Record extracts
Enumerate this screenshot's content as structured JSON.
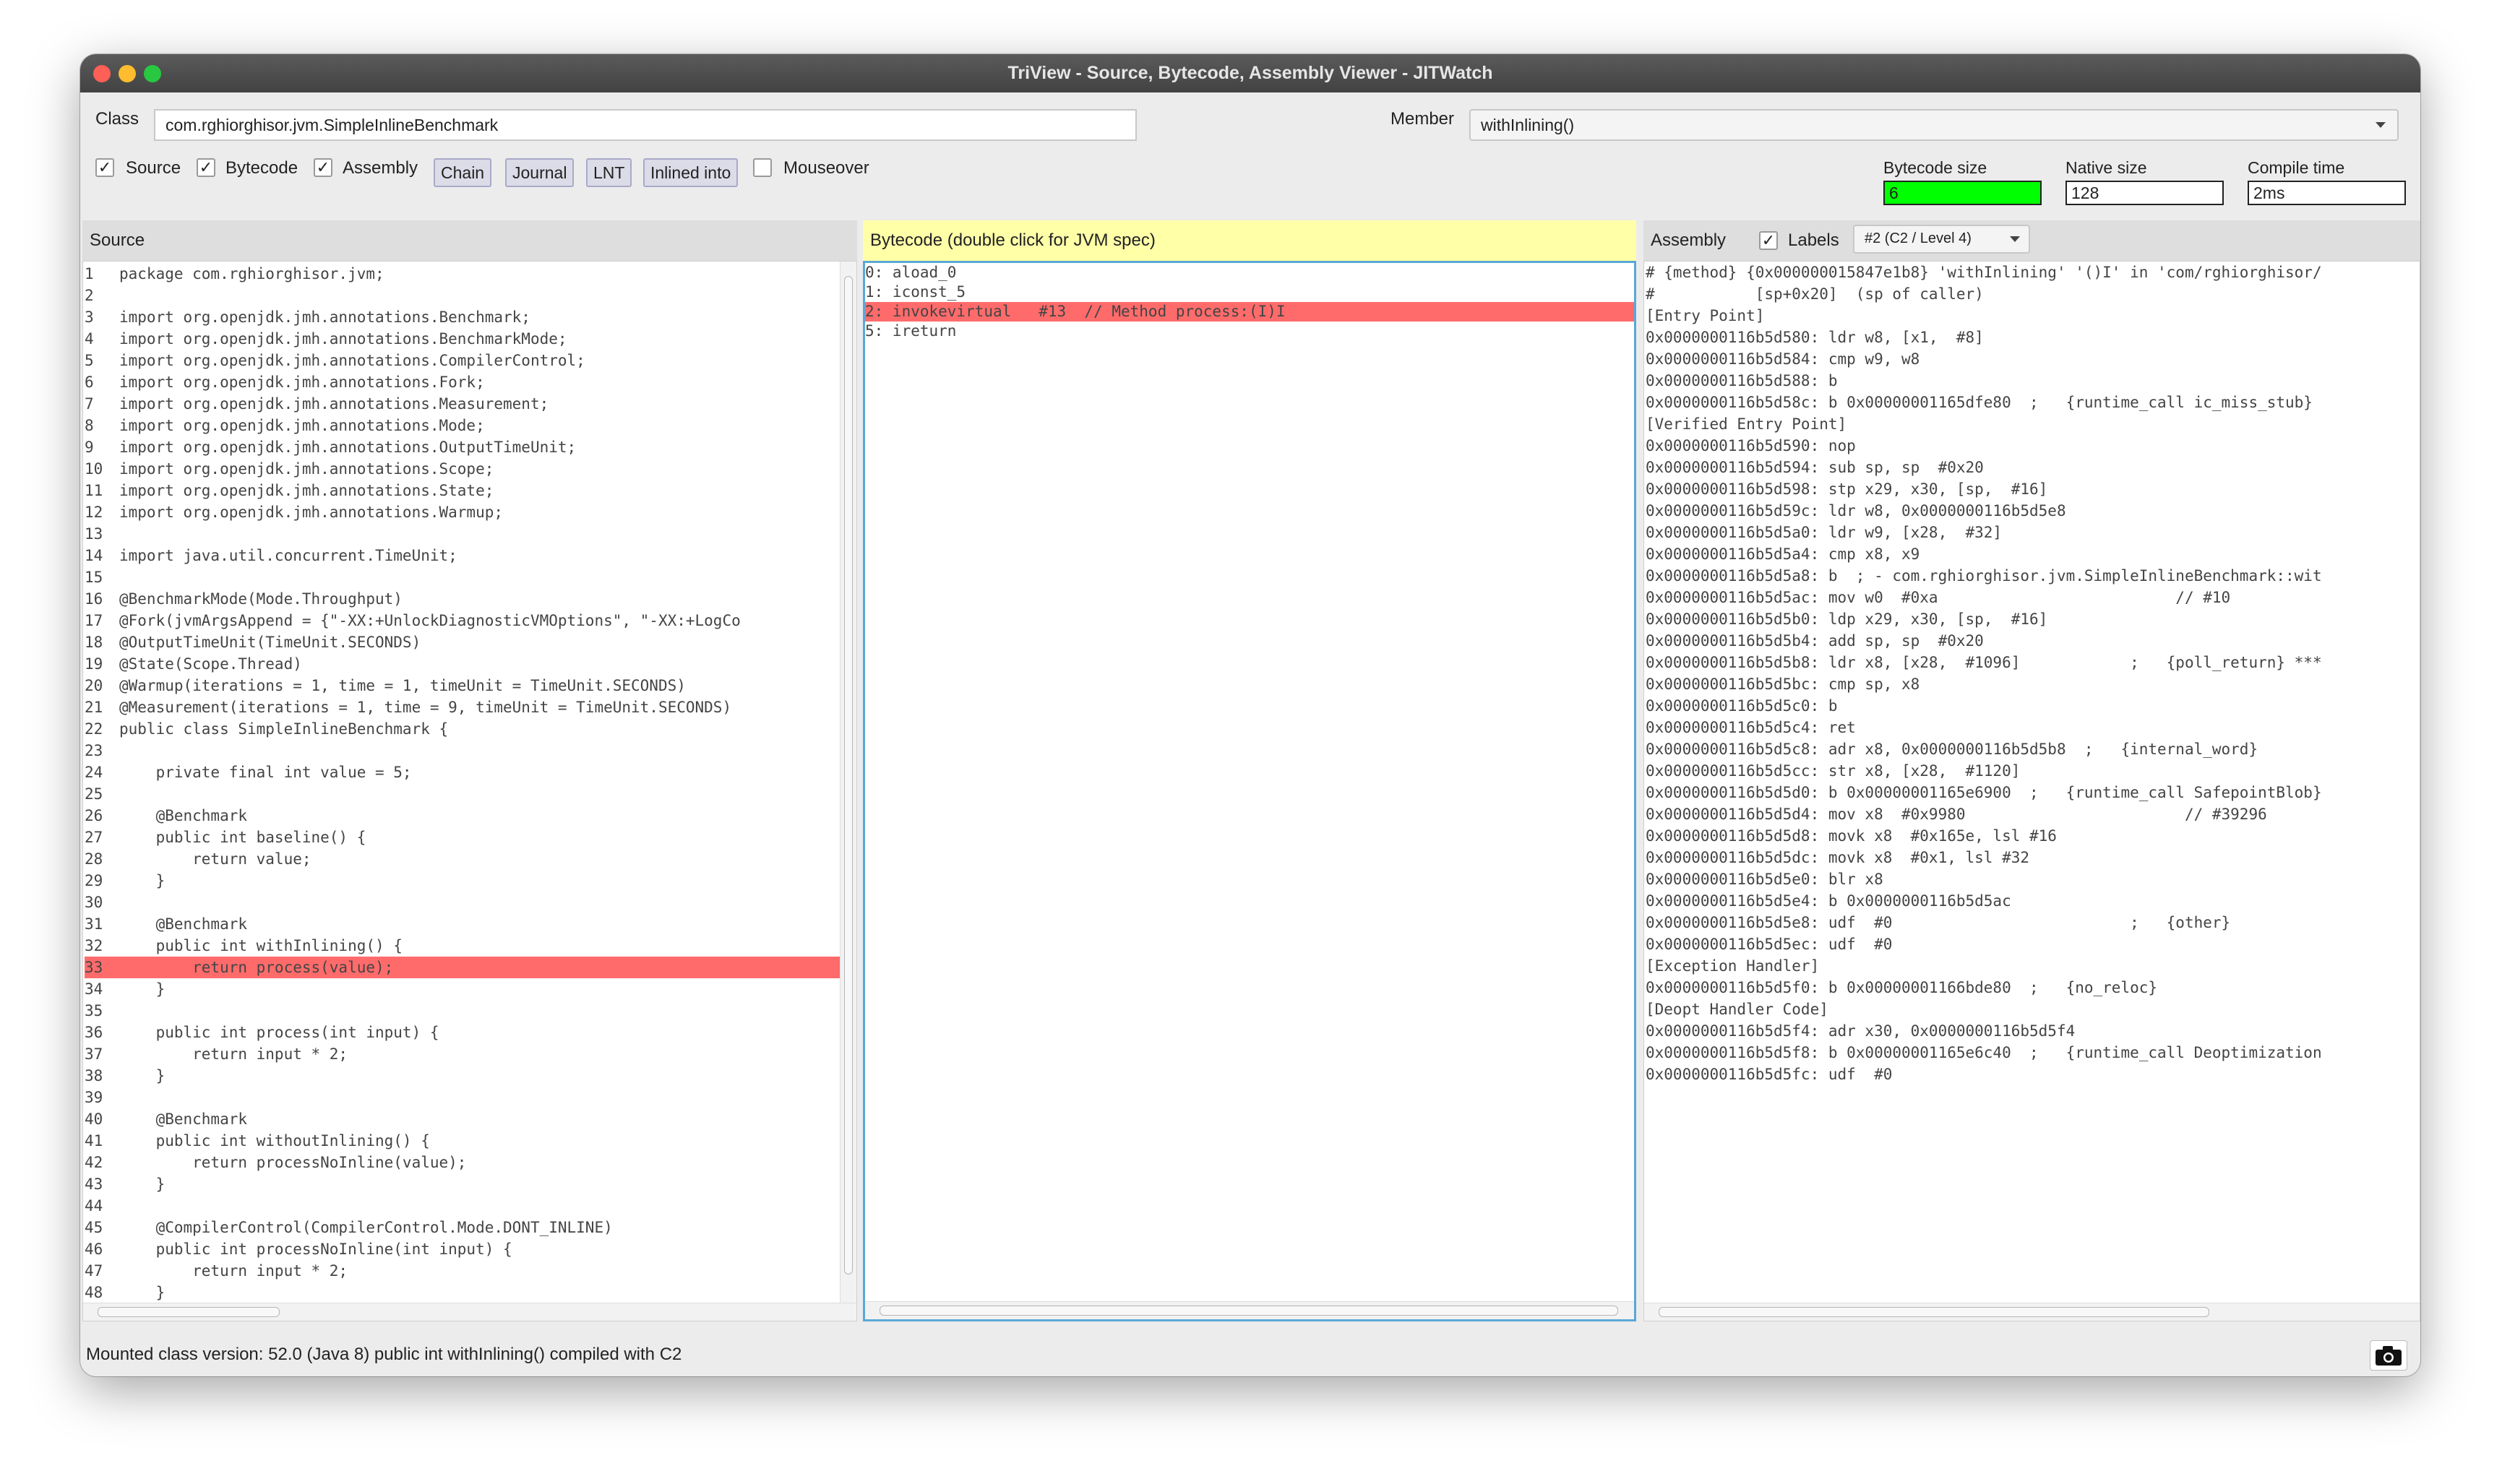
{
  "window": {
    "title": "TriView - Source, Bytecode, Assembly Viewer - JITWatch"
  },
  "toolbar": {
    "class_label": "Class",
    "class_value": "com.rghiorghisor.jvm.SimpleInlineBenchmark",
    "member_label": "Member",
    "member_value": "withInlining()",
    "checkboxes": [
      {
        "label": "Source",
        "checked": true
      },
      {
        "label": "Bytecode",
        "checked": true
      },
      {
        "label": "Assembly",
        "checked": true
      }
    ],
    "buttons": [
      "Chain",
      "Journal",
      "LNT",
      "Inlined into"
    ],
    "mouseover": {
      "label": "Mouseover",
      "checked": false
    },
    "stats": [
      {
        "label": "Bytecode size",
        "value": "6",
        "color": "#00ff00"
      },
      {
        "label": "Native size",
        "value": "128",
        "color": "#ffffff"
      },
      {
        "label": "Compile time",
        "value": "2ms",
        "color": "#ffffff"
      }
    ]
  },
  "source": {
    "title": "Source",
    "highlight_line": 33,
    "lines": [
      "package com.rghiorghisor.jvm;",
      "",
      "import org.openjdk.jmh.annotations.Benchmark;",
      "import org.openjdk.jmh.annotations.BenchmarkMode;",
      "import org.openjdk.jmh.annotations.CompilerControl;",
      "import org.openjdk.jmh.annotations.Fork;",
      "import org.openjdk.jmh.annotations.Measurement;",
      "import org.openjdk.jmh.annotations.Mode;",
      "import org.openjdk.jmh.annotations.OutputTimeUnit;",
      "import org.openjdk.jmh.annotations.Scope;",
      "import org.openjdk.jmh.annotations.State;",
      "import org.openjdk.jmh.annotations.Warmup;",
      "",
      "import java.util.concurrent.TimeUnit;",
      "",
      "@BenchmarkMode(Mode.Throughput)",
      "@Fork(jvmArgsAppend = {\"-XX:+UnlockDiagnosticVMOptions\", \"-XX:+LogCo",
      "@OutputTimeUnit(TimeUnit.SECONDS)",
      "@State(Scope.Thread)",
      "@Warmup(iterations = 1, time = 1, timeUnit = TimeUnit.SECONDS)",
      "@Measurement(iterations = 1, time = 9, timeUnit = TimeUnit.SECONDS)",
      "public class SimpleInlineBenchmark {",
      "",
      "    private final int value = 5;",
      "",
      "    @Benchmark",
      "    public int baseline() {",
      "        return value;",
      "    }",
      "",
      "    @Benchmark",
      "    public int withInlining() {",
      "        return process(value);",
      "    }",
      "",
      "    public int process(int input) {",
      "        return input * 2;",
      "    }",
      "",
      "    @Benchmark",
      "    public int withoutInlining() {",
      "        return processNoInline(value);",
      "    }",
      "",
      "    @CompilerControl(CompilerControl.Mode.DONT_INLINE)",
      "    public int processNoInline(int input) {",
      "        return input * 2;",
      "    }"
    ]
  },
  "bytecode": {
    "title": "Bytecode (double click for JVM spec)",
    "highlight_index": 2,
    "lines": [
      "0: aload_0",
      "1: iconst_5",
      "2: invokevirtual   #13  // Method process:(I)I",
      "5: ireturn"
    ]
  },
  "assembly": {
    "title": "Assembly",
    "labels_label": "Labels",
    "labels_checked": true,
    "compile_select": "#2  (C2 / Level 4)",
    "lines": [
      "# {method} {0x000000015847e1b8} 'withInlining' '()I' in 'com/rghiorghisor/",
      "#           [sp+0x20]  (sp of caller)",
      "[Entry Point]",
      "0x0000000116b5d580: ldr w8, [x1,  #8]",
      "0x0000000116b5d584: cmp w9, w8",
      "0x0000000116b5d588: b",
      "0x0000000116b5d58c: b 0x00000001165dfe80  ;   {runtime_call ic_miss_stub}",
      "[Verified Entry Point]",
      "0x0000000116b5d590: nop",
      "0x0000000116b5d594: sub sp, sp  #0x20",
      "0x0000000116b5d598: stp x29, x30, [sp,  #16]",
      "0x0000000116b5d59c: ldr w8, 0x0000000116b5d5e8",
      "0x0000000116b5d5a0: ldr w9, [x28,  #32]",
      "0x0000000116b5d5a4: cmp x8, x9",
      "0x0000000116b5d5a8: b  ; - com.rghiorghisor.jvm.SimpleInlineBenchmark::wit",
      "0x0000000116b5d5ac: mov w0  #0xa                          // #10",
      "0x0000000116b5d5b0: ldp x29, x30, [sp,  #16]",
      "0x0000000116b5d5b4: add sp, sp  #0x20",
      "0x0000000116b5d5b8: ldr x8, [x28,  #1096]            ;   {poll_return} ***",
      "0x0000000116b5d5bc: cmp sp, x8",
      "0x0000000116b5d5c0: b",
      "0x0000000116b5d5c4: ret",
      "0x0000000116b5d5c8: adr x8, 0x0000000116b5d5b8  ;   {internal_word}",
      "0x0000000116b5d5cc: str x8, [x28,  #1120]",
      "0x0000000116b5d5d0: b 0x00000001165e6900  ;   {runtime_call SafepointBlob}",
      "0x0000000116b5d5d4: mov x8  #0x9980                        // #39296",
      "0x0000000116b5d5d8: movk x8  #0x165e, lsl #16",
      "0x0000000116b5d5dc: movk x8  #0x1, lsl #32",
      "0x0000000116b5d5e0: blr x8",
      "0x0000000116b5d5e4: b 0x0000000116b5d5ac",
      "0x0000000116b5d5e8: udf  #0                          ;   {other}",
      "0x0000000116b5d5ec: udf  #0",
      "[Exception Handler]",
      "0x0000000116b5d5f0: b 0x00000001166bde80  ;   {no_reloc}",
      "[Deopt Handler Code]",
      "0x0000000116b5d5f4: adr x30, 0x0000000116b5d5f4",
      "0x0000000116b5d5f8: b 0x00000001165e6c40  ;   {runtime_call Deoptimization",
      "0x0000000116b5d5fc: udf  #0"
    ]
  },
  "status": {
    "text": "Mounted class version: 52.0 (Java 8) public int withInlining() compiled with C2"
  },
  "icons": {
    "snapshot": "camera-icon",
    "check": "✓"
  }
}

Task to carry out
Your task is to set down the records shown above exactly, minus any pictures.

Your solution
Enumerate this screenshot's content as structured JSON.
{
  "window": {
    "title": "TriView - Source, Bytecode, Assembly Viewer - JITWatch"
  },
  "toolbar": {
    "class_label": "Class",
    "class_value": "com.rghiorghisor.jvm.SimpleInlineBenchmark",
    "member_label": "Member",
    "member_value": "withInlining()",
    "checkboxes": [
      {
        "label": "Source",
        "checked": true
      },
      {
        "label": "Bytecode",
        "checked": true
      },
      {
        "label": "Assembly",
        "checked": true
      }
    ],
    "buttons": [
      "Chain",
      "Journal",
      "LNT",
      "Inlined into"
    ],
    "mouseover": {
      "label": "Mouseover",
      "checked": false
    },
    "stats": [
      {
        "label": "Bytecode size",
        "value": "6",
        "color": "#00ff00"
      },
      {
        "label": "Native size",
        "value": "128",
        "color": "#ffffff"
      },
      {
        "label": "Compile time",
        "value": "2ms",
        "color": "#ffffff"
      }
    ]
  },
  "source": {
    "title": "Source",
    "highlight_line": 33,
    "lines": [
      "package com.rghiorghisor.jvm;",
      "",
      "import org.openjdk.jmh.annotations.Benchmark;",
      "import org.openjdk.jmh.annotations.BenchmarkMode;",
      "import org.openjdk.jmh.annotations.CompilerControl;",
      "import org.openjdk.jmh.annotations.Fork;",
      "import org.openjdk.jmh.annotations.Measurement;",
      "import org.openjdk.jmh.annotations.Mode;",
      "import org.openjdk.jmh.annotations.OutputTimeUnit;",
      "import org.openjdk.jmh.annotations.Scope;",
      "import org.openjdk.jmh.annotations.State;",
      "import org.openjdk.jmh.annotations.Warmup;",
      "",
      "import java.util.concurrent.TimeUnit;",
      "",
      "@BenchmarkMode(Mode.Throughput)",
      "@Fork(jvmArgsAppend = {\"-XX:+UnlockDiagnosticVMOptions\", \"-XX:+LogCo",
      "@OutputTimeUnit(TimeUnit.SECONDS)",
      "@State(Scope.Thread)",
      "@Warmup(iterations = 1, time = 1, timeUnit = TimeUnit.SECONDS)",
      "@Measurement(iterations = 1, time = 9, timeUnit = TimeUnit.SECONDS)",
      "public class SimpleInlineBenchmark {",
      "",
      "    private final int value = 5;",
      "",
      "    @Benchmark",
      "    public int baseline() {",
      "        return value;",
      "    }",
      "",
      "    @Benchmark",
      "    public int withInlining() {",
      "        return process(value);",
      "    }",
      "",
      "    public int process(int input) {",
      "        return input * 2;",
      "    }",
      "",
      "    @Benchmark",
      "    public int withoutInlining() {",
      "        return processNoInline(value);",
      "    }",
      "",
      "    @CompilerControl(CompilerControl.Mode.DONT_INLINE)",
      "    public int processNoInline(int input) {",
      "        return input * 2;",
      "    }"
    ]
  },
  "bytecode": {
    "title": "Bytecode (double click for JVM spec)",
    "highlight_index": 2,
    "lines": [
      "0: aload_0",
      "1: iconst_5",
      "2: invokevirtual   #13  // Method process:(I)I",
      "5: ireturn"
    ]
  },
  "assembly": {
    "title": "Assembly",
    "labels_label": "Labels",
    "labels_checked": true,
    "compile_select": "#2  (C2 / Level 4)",
    "lines": [
      "# {method} {0x000000015847e1b8} 'withInlining' '()I' in 'com/rghiorghisor/",
      "#           [sp+0x20]  (sp of caller)",
      "[Entry Point]",
      "0x0000000116b5d580: ldr w8, [x1,  #8]",
      "0x0000000116b5d584: cmp w9, w8",
      "0x0000000116b5d588: b",
      "0x0000000116b5d58c: b 0x00000001165dfe80  ;   {runtime_call ic_miss_stub}",
      "[Verified Entry Point]",
      "0x0000000116b5d590: nop",
      "0x0000000116b5d594: sub sp, sp  #0x20",
      "0x0000000116b5d598: stp x29, x30, [sp,  #16]",
      "0x0000000116b5d59c: ldr w8, 0x0000000116b5d5e8",
      "0x0000000116b5d5a0: ldr w9, [x28,  #32]",
      "0x0000000116b5d5a4: cmp x8, x9",
      "0x0000000116b5d5a8: b  ; - com.rghiorghisor.jvm.SimpleInlineBenchmark::wit",
      "0x0000000116b5d5ac: mov w0  #0xa                          // #10",
      "0x0000000116b5d5b0: ldp x29, x30, [sp,  #16]",
      "0x0000000116b5d5b4: add sp, sp  #0x20",
      "0x0000000116b5d5b8: ldr x8, [x28,  #1096]            ;   {poll_return} ***",
      "0x0000000116b5d5bc: cmp sp, x8",
      "0x0000000116b5d5c0: b",
      "0x0000000116b5d5c4: ret",
      "0x0000000116b5d5c8: adr x8, 0x0000000116b5d5b8  ;   {internal_word}",
      "0x0000000116b5d5cc: str x8, [x28,  #1120]",
      "0x0000000116b5d5d0: b 0x00000001165e6900  ;   {runtime_call SafepointBlob}",
      "0x0000000116b5d5d4: mov x8  #0x9980                        // #39296",
      "0x0000000116b5d5d8: movk x8  #0x165e, lsl #16",
      "0x0000000116b5d5dc: movk x8  #0x1, lsl #32",
      "0x0000000116b5d5e0: blr x8",
      "0x0000000116b5d5e4: b 0x0000000116b5d5ac",
      "0x0000000116b5d5e8: udf  #0                          ;   {other}",
      "0x0000000116b5d5ec: udf  #0",
      "[Exception Handler]",
      "0x0000000116b5d5f0: b 0x00000001166bde80  ;   {no_reloc}",
      "[Deopt Handler Code]",
      "0x0000000116b5d5f4: adr x30, 0x0000000116b5d5f4",
      "0x0000000116b5d5f8: b 0x00000001165e6c40  ;   {runtime_call Deoptimization",
      "0x0000000116b5d5fc: udf  #0"
    ]
  },
  "status": {
    "text": "Mounted class version: 52.0 (Java 8) public int withInlining() compiled with C2"
  },
  "icons": {
    "snapshot": "camera-icon",
    "check": "✓"
  }
}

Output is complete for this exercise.